Peloton has become so popular during pandemic, it doesn't need marketing
The pandemic has wreaked havoc on many retailers but Peloton isn’t one of them. The fitness brand, popular before COVID-19, is now enjoying the benefit of homebound consumers eager for exercise. Peloton said Wednesday that it has seen such a favorable sales response from word-of-mouth and existing brand awareness that it paused its cancellable advertising in the majority of markets in mid-March.
“This has been a really interesting time for us where we’ve reduced media spend because of the organic demand that we’ve had and we’re continuing to pause that media spend in most of our markets,” said Jill Woodworth, chief financial officer at Peloton, on a conference call with analysts Wednesday afternoon, noting that in the fourth quarter, the majority of the brand's media spend is “turned off.”
Despite that pause, the brand reported an increase in revenue of 66 percent for the third quarter ending March 31, to $524.6 million. Connected fitness subscribers grew 94 percent over the year-earlier period, to 886,100; paid digital subscribers grew 64 percent to more than 176,600 members. The company also extended the trial period for its digital subscription, from 30 to 90 days, and has pledged $1 million in subscription waivers for those financially impacted by COVID-19.
Woodworth said Peloton saw a spike in demand from consumers that started in early March and has continued through May. For the quarter, sales and marketing expenses were $154.8 million, a 53 percent increase over the year-earlier period that represents 30 percent of revenue. Peloton said the increase was driven by higher acquisition costs due to new products like the treadmill, and brand marketing.
Yet executives said the recent marketing pullback has been a learning experience in how Peloton will invest in media moving forward. “We do think fiscal ’21 and beyond we should expect to see more marketing efficiencies than we originally forecast,” said Woodworth on the call. In a recent survey with customers, more new buyers than ever before cited “word-of-mouth” as influencing their purchase decision, according to President William Lynch.

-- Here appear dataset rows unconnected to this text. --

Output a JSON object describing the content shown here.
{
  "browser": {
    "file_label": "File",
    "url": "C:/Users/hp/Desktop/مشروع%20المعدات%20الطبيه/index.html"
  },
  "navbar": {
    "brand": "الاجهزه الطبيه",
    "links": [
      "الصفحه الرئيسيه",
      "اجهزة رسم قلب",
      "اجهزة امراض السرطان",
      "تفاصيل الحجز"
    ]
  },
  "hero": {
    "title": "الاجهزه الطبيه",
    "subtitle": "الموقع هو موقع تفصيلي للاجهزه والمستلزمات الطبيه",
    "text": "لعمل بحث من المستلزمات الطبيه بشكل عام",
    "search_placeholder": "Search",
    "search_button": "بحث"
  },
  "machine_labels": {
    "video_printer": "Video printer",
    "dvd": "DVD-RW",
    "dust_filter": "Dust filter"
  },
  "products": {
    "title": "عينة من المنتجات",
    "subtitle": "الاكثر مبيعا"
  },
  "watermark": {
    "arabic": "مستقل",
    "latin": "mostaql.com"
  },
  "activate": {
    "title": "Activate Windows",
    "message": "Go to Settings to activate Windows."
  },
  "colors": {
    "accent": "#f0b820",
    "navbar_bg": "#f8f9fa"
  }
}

“We’ve heard countless stories of a lot of our newest members who again did not have purchase intent for the Peloton bike prior to COVID-19, who are complete converts,” said Woodworth, noting that even after gyms and health clubs reopen, it will be a “slow climb” for customers to think about being comfortable in such environments after the pandemic.
Like many brands, Peloton has had to make some changes in operations to deal with the pandemic. On March 19, it closed its 97 showrooms. It also temporarily stopped home delivery of its new treadmill product because the machines require workers to enter homes. However, Peloton is seeing interest in at-home content classes beyond its bikes and treadmill products, like family dance classes and strength and cardio workouts.
Peloton incurred a loss of $55.6 million, compared to a loss of $38.6 million for the same period last year, due to non-recurring litigation and settlement expenses. The company resolved a lawsuit with group of music publishers in February.
However, the company is seeing its share of supply chain issues as certain parts get delayed due to the crisis. Longer shipping and production times will continue through the fourth quarter, the company said. John Foley, CEO and co-founder, said Peloton is rethinking some of the new products it had planned to roll out, due to the pandemic.